James Joyce Collection
About the Collection
The James Joyce Collection came to UB in six installments, the first in 1950 by virtue of a gift from Margaretta F. Wickser made in memory of her husband Philip J. Wickser. The Wickser gift consisted of the Librairie La Hune’s (Paris) Joyce exposition, which featured a substantial body of his manuscripts, the family portraits of Joyce’s great-grandparents and grandparents, Patrick Tuohy’s portraits of Joyce and his father and other items of memorabilia. Another extraordinary part of this gift was Joyce’s private library, received in the same condition as it was when packed for storage after Joyce left Paris to flee the Nazi occupation.
Subsequent installments were given in 1951 and 1959 by B. W. Huebsch, publisher and an associate of Joyce. A second major installment in 1959 was realized thanks to Constance and Walter Stafford’s hands-on negotiations in Paris, as well as their financial commitment which funded the purchase of Joyce materials from Sylvia Beach, the proprietor of the bookstore Shakespeare and Company and the publisher of the first edition of Ulysses.
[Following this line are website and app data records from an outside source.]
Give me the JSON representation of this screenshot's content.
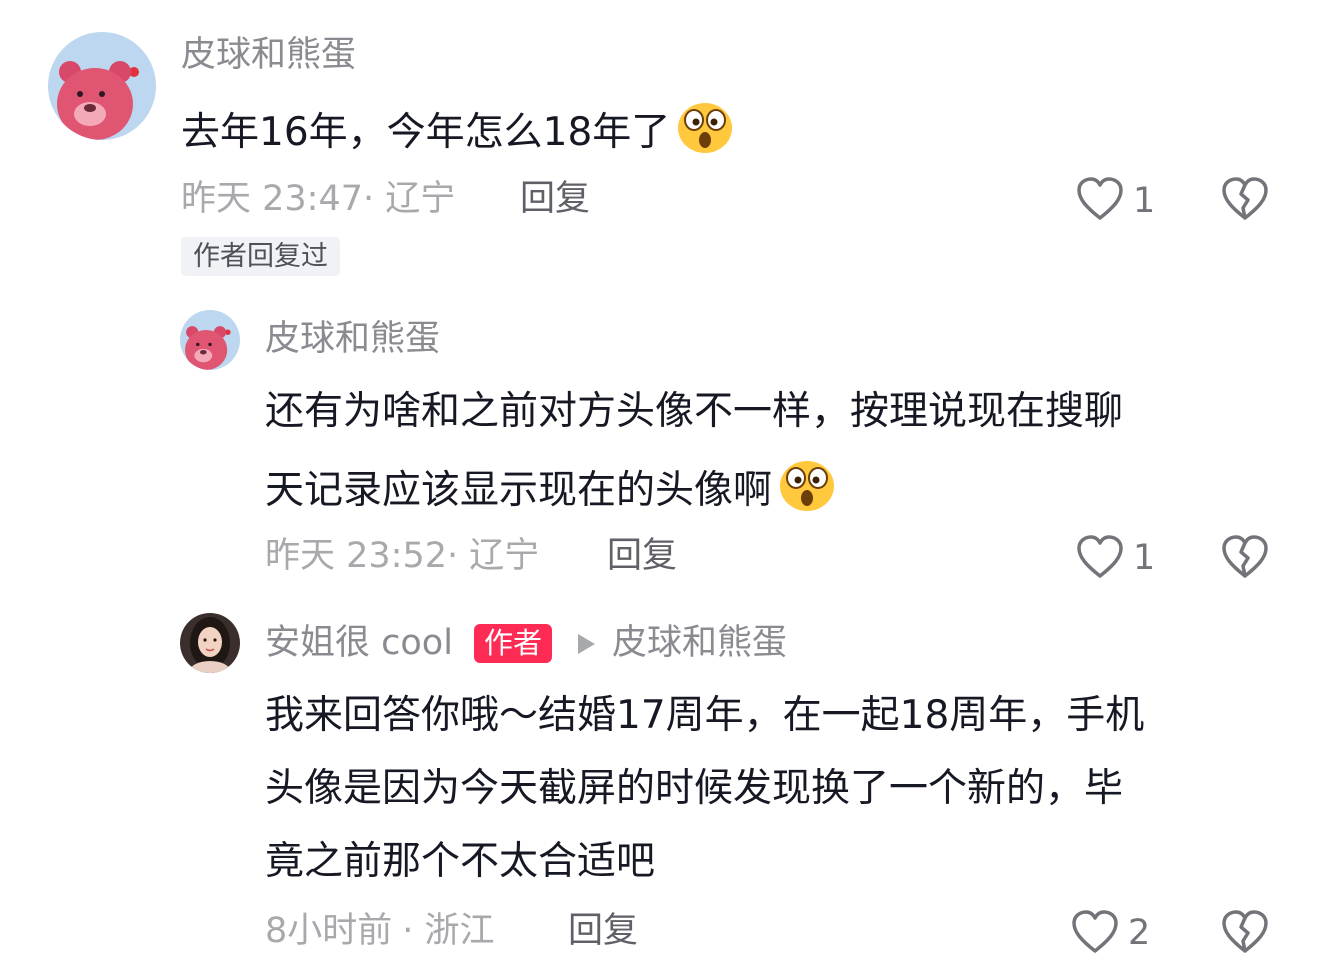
{
  "comments": [
    {
      "username": "皮球和熊蛋",
      "text": "去年16年，今年怎么18年了",
      "emoji": "astonished-emoji",
      "time": "昨天 23:47",
      "location": "· 辽宁",
      "reply_label": "回复",
      "likes": "1",
      "author_replied_tag": "作者回复过"
    },
    {
      "username": "皮球和熊蛋",
      "text_line1": "还有为啥和之前对方头像不一样，按理说现在搜聊",
      "text_line2": "天记录应该显示现在的头像啊",
      "emoji": "astonished-emoji",
      "time": "昨天 23:52",
      "location": "· 辽宁",
      "reply_label": "回复",
      "likes": "1"
    },
    {
      "username": "安姐很 cool",
      "author_badge": "作者",
      "reply_to": "皮球和熊蛋",
      "text_line1": "我来回答你哦～结婚17周年，在一起18周年，手机",
      "text_line2": "头像是因为今天截屏的时候发现换了一个新的，毕",
      "text_line3": "竟之前那个不太合适吧",
      "time": "8小时前",
      "location": "· 浙江",
      "reply_label": "回复",
      "likes": "2"
    }
  ],
  "icons": {
    "like": "heart-outline-icon",
    "dislike": "broken-heart-icon",
    "reply_arrow": "play-arrow-icon"
  },
  "colors": {
    "author_badge_bg": "#fe2c55",
    "emoji_yellow": "#ffc83d",
    "bear_pink": "#e05572",
    "sky_blue": "#bcd7ef"
  }
}
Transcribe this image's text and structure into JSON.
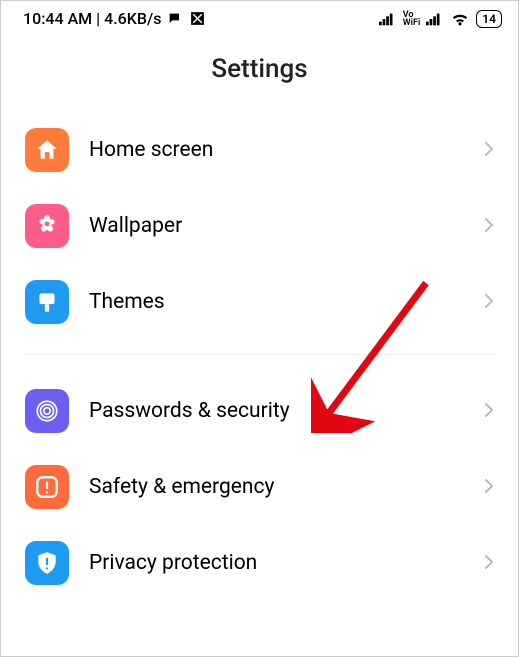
{
  "statusBar": {
    "time": "10:44 AM",
    "speed": "4.6KB/s",
    "voWifi": "Vo\nWiFi",
    "battery": "14"
  },
  "title": "Settings",
  "group1": [
    {
      "label": "Home screen",
      "iconBg": "#FF7B3A",
      "icon": "home"
    },
    {
      "label": "Wallpaper",
      "iconBg": "#FF5C8A",
      "icon": "flower"
    },
    {
      "label": "Themes",
      "iconBg": "#1E9BF0",
      "icon": "brush"
    }
  ],
  "group2": [
    {
      "label": "Passwords & security",
      "iconBg": "#6B5EF0",
      "icon": "fingerprint"
    },
    {
      "label": "Safety & emergency",
      "iconBg": "#FF6B3D",
      "icon": "alert"
    },
    {
      "label": "Privacy protection",
      "iconBg": "#1E9BF0",
      "icon": "shield"
    }
  ]
}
Another arrived after the death of Sylvia Beach in 1962, again through the support of the Staffords and the generosity of Mrs. Spencer Kittinger and the Friends of the Lockwood Memorial Library of the University at Buffalo. The final installment arrived in 1968 with an acquisition from Maria Jolas.
Covering the entire span of his artistic life, the James Joyce Collection is the largest Joyce collection in the world and contains his private library; holograph drafts, typescript pages and corrected galleys and page proofs for Ulysses; 66 notebooks, transcriptions, typescripts, galleys, page proofs and the author’s copy with corrections of Finnegans Wake; documents for A Portrait of the Artist as a Young Man and Joyce’s lecture on Daniel Defoe; the notebook for Exiles; hundreds of letters between Sylvia Beach and Joyce; Beach’s printing records for the publication of Ulysses; John Quinn’s letters to Beach and Joyce regarding the trial over Ulysses and The Little Review as well as other Joyce and Beach correspondence; Joyce’s presentation copies to Beach; portraits and over 150 photographs of Joyce and his family; numerous personal artifacts owned by Joyce; thousands of his newspaper clippings; and notebooks, sketchbooks and letters by Joyce’s daughter Lucia Joyce. Supplementing the archive is a complete set of first editions, including all issues and states of every book published by Joyce, translations, a large number of his magazine appearances and virtually all the literary criticism in book form on Joyce.
Complete details about the Poetry Collection’s James Joyce Collection can be found in the collection’s online catalog. For now, the digital collections site only includes select photographs from the James Joyce Collection.